▶ Action item
Extract the records below word for word and ignore the images.

Segment Open

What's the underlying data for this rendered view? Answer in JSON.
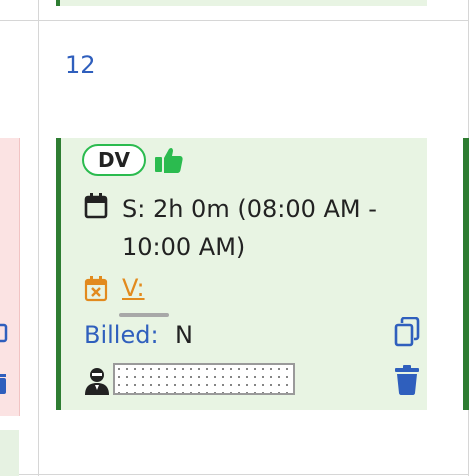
{
  "calendar": {
    "day_number": "12"
  },
  "event": {
    "status_badge": "DV",
    "duration": "S: 2h 0m (08:00 AM - 10:00 AM)",
    "visit_link": "V:",
    "billed_label": "Billed:",
    "billed_value": "N",
    "icons": [
      "thumbs-up-icon",
      "calendar-icon",
      "calendar-cancel-icon",
      "copy-icon",
      "user-icon",
      "trash-icon"
    ]
  },
  "colors": {
    "card_background": "#e8f4e3",
    "card_accent": "#2e7d32",
    "badge_border": "#2bbb4f",
    "link_blue": "#2f5fbd",
    "visit_orange": "#e28a1e",
    "prev_card_background": "#fbe3e3"
  }
}
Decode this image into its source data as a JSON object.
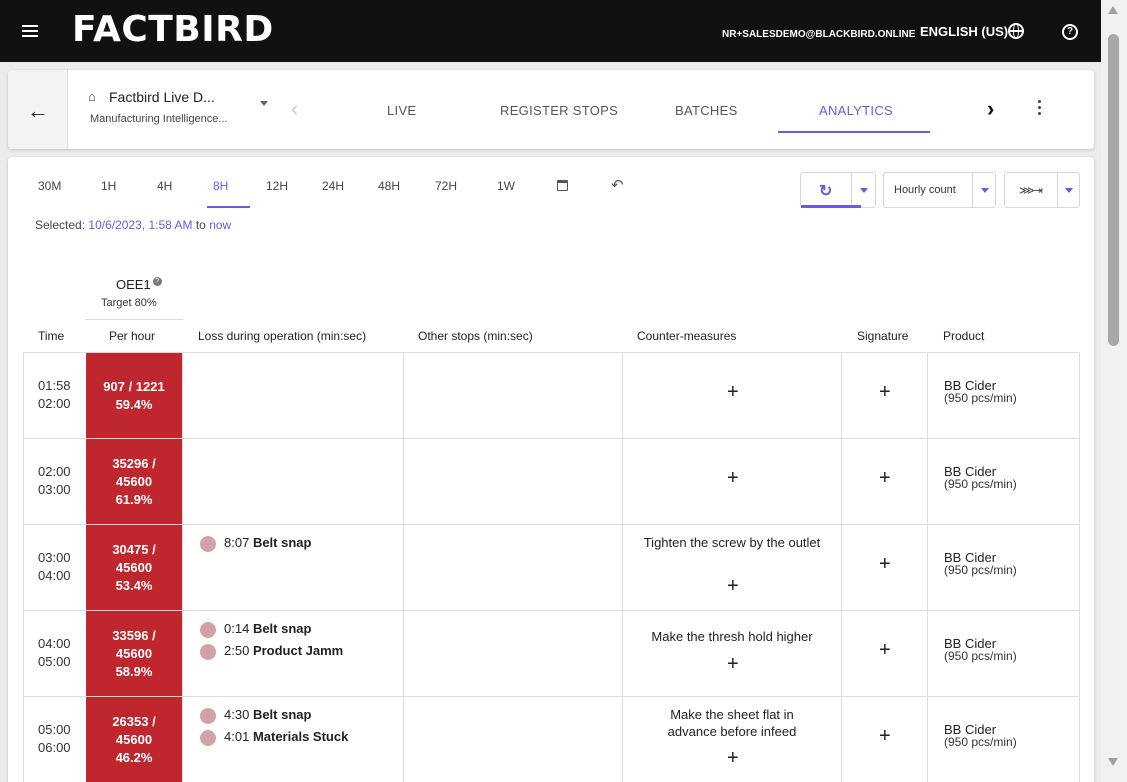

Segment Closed

▶ Task solution
What's the underlying data for this rendered view? Answer in JSON.
{
  "calendar": {
    "day_number": "12"
  },
  "event": {
    "status_badge": "DV",
    "duration": "S: 2h 0m (08:00 AM - 10:00 AM)",
    "visit_link": "V:",
    "billed_label": "Billed:",
    "billed_value": "N",
    "icons": [
      "thumbs-up-icon",
      "calendar-icon",
      "calendar-cancel-icon",
      "copy-icon",
      "user-icon",
      "trash-icon"
    ]
  },
  "colors": {
    "card_background": "#e8f4e3",
    "card_accent": "#2e7d32",
    "badge_border": "#2bbb4f",
    "link_blue": "#2f5fbd",
    "visit_orange": "#e28a1e",
    "prev_card_background": "#fbe3e3"
  }
}
Decode this image into its source data as a JSON object.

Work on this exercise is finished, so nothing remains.